Better known by her male pseudonym, James Tiptree Jr., Sheldon spent her science fiction career methodically deconstructing supposed boundary lines of sex and gender (she herself was bisexual). She looked at the nature of sex, at times characterizing it as a playful expression of human free will, but otherwise seeing it more as an animalistic force in such stories as "Love Is the Plan the Plan Is Death" and "The Screwfly Solution." Her 1975 novella "Houston, Houston, Do You Read?" dealt with three male astronauts thrown through an anomaly in space to an Earth inhabited solely by women, which Sheldon characterizes as a peaceful but stagnant society. "The Women Men Don't See", on the other hand, depicted two women who used an alien abduction as an opportunity to escape the limitations of their lives on Earth. She depicted sex with a frankness and clarity that was exceptional for science fiction authors of the day, male or female.

8. Olaf Stapledon (1886-1950)
His 1935 novel Odd John is one of the earliest to explore sexual themes in science fiction. Following John Wainwright, a British mutant with extraordinary mental abilities, the novel in part addresses the sorts of relations a superhuman such as John could have with regular people. Although Stapledon never quite comes out and says it explicitly, Odd John almost certainly suggests that Wainwright has sex with both his own mother and a young boy. Ultimately, he concludes that all relations with normal humans are morally wrong on the grounds that his advanced intellect makes any such act essentially bestiality.


9. Theodore Sturgeon (1918-1985)
The same year as Philip José Farmer's "The Lovers" broke new ground with love between species, Theodore Sturgeon shattered the taboo against depictions of homosexuality in science fiction with his short story "The World Well Lost." The story follows a pair of seemingly male and female alien lovers who visit Earth and become celebrities until their home planet demands their extradition. When the aliens reveal to one of the astronauts tasked with bring them home that they are both male and that their crime is love, he sets them free, in part because he nurses a secret love for his copilot.

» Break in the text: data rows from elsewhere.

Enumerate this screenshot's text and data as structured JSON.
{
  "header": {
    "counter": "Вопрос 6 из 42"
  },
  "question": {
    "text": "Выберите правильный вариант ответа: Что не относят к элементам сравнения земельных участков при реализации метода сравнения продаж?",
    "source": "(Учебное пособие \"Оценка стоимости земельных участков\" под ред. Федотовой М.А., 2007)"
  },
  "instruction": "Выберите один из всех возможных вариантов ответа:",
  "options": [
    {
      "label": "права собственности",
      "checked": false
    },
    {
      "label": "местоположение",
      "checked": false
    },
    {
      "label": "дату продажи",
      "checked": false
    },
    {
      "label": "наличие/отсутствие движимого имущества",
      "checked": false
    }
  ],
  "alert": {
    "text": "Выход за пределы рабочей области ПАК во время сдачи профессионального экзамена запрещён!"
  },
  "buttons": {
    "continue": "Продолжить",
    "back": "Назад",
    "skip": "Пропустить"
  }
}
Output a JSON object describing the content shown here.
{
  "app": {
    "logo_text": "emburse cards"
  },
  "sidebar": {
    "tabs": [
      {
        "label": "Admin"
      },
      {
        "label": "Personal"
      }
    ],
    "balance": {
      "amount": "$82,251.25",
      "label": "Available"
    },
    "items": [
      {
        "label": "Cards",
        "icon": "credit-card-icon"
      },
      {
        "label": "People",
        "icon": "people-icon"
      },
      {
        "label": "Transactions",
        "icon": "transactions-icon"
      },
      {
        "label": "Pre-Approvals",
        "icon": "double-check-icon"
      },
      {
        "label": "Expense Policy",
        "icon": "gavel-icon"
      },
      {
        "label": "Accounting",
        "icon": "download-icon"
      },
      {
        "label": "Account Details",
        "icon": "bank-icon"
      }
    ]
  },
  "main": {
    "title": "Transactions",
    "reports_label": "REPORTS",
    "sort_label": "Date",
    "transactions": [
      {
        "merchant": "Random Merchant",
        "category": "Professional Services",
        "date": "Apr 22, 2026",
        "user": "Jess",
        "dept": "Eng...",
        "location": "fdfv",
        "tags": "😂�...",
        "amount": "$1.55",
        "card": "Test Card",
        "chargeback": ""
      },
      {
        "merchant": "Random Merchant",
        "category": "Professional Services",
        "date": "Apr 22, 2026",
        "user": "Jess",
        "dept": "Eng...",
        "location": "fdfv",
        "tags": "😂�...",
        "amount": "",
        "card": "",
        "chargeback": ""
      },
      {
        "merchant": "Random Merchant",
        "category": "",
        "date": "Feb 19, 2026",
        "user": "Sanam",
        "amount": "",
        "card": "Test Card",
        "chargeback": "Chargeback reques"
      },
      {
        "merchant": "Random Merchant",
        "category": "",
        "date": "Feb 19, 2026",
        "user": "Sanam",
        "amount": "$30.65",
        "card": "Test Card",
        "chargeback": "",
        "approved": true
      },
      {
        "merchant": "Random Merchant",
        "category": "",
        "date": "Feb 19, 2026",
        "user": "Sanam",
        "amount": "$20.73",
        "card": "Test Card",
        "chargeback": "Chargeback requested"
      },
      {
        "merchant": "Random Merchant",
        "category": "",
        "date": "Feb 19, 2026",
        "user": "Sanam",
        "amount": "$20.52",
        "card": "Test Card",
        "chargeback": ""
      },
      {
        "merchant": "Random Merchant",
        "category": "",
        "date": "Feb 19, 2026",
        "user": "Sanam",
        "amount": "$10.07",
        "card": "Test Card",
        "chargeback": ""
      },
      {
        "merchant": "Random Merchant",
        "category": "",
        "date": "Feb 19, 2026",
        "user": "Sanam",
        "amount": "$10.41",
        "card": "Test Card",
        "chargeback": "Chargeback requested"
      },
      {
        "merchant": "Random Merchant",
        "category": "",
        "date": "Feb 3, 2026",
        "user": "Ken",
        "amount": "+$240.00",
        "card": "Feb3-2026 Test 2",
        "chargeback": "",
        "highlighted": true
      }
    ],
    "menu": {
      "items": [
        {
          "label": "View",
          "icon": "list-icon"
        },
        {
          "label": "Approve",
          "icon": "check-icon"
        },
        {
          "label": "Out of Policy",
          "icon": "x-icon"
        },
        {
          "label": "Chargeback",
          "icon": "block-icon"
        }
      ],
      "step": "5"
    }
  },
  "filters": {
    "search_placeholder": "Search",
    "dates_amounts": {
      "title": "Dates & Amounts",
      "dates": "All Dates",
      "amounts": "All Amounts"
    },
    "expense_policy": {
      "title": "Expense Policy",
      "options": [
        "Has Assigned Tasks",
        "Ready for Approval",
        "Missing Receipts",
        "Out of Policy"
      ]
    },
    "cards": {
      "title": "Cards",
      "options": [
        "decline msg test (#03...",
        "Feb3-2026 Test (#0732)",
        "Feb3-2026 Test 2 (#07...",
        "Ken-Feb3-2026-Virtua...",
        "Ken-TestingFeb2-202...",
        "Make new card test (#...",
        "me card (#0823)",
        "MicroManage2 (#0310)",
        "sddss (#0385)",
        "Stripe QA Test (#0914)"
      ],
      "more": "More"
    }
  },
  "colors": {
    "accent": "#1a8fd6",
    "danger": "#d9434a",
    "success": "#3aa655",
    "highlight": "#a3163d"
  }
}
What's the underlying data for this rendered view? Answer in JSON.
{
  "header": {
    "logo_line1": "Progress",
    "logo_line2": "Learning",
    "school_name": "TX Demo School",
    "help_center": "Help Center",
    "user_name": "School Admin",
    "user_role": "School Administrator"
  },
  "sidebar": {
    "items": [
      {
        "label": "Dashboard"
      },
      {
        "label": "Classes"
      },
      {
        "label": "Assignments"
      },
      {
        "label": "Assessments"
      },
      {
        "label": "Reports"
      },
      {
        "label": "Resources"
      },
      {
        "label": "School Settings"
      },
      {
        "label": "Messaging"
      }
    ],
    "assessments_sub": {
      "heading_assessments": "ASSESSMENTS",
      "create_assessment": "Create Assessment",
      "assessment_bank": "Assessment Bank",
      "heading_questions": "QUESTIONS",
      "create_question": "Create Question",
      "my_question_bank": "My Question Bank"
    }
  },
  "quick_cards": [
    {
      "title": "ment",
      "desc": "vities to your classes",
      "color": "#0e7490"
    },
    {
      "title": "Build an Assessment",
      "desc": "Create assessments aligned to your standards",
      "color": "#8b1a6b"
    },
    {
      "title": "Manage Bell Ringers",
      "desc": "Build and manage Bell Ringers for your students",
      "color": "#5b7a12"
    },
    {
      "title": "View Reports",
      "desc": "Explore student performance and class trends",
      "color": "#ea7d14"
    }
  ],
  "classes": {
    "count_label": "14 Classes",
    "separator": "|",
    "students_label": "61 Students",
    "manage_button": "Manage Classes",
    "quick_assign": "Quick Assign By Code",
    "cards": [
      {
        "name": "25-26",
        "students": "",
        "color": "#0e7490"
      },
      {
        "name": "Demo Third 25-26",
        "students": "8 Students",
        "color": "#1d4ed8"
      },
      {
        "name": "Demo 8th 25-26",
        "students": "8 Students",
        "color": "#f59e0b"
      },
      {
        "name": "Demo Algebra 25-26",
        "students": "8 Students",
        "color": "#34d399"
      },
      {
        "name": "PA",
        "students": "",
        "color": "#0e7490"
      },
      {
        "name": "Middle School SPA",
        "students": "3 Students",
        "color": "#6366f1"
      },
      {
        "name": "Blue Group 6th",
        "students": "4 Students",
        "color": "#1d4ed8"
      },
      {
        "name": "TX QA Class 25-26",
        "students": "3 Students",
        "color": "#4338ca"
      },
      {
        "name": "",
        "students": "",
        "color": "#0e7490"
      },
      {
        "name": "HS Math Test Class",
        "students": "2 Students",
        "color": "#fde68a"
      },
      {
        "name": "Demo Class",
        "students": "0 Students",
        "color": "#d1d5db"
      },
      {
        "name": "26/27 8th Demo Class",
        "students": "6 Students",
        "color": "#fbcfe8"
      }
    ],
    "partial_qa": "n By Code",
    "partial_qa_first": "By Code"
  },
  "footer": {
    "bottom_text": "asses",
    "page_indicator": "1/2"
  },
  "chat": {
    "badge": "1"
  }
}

The story was so controversial that it barely got published; the first editor Sturgeon showed it to actively called other editors, demanding they not publish it. Thankfully, Universe magazine saw it differently, and science fiction is infinitely better for it.

10. John Varley (1947- )
His "Eight Worlds" stories depict how technology manages to make homophobia obsolete (well, more obsolete). In a future culture where people can change their gender instantly, there is little room for views that see homosexual relationships as different from heterosexual ones, as a person could wake up one day in one relationship and go to sleep in the other.

Top image from Clyde Caldwell's cover illustration for Farmer's Strange Relations.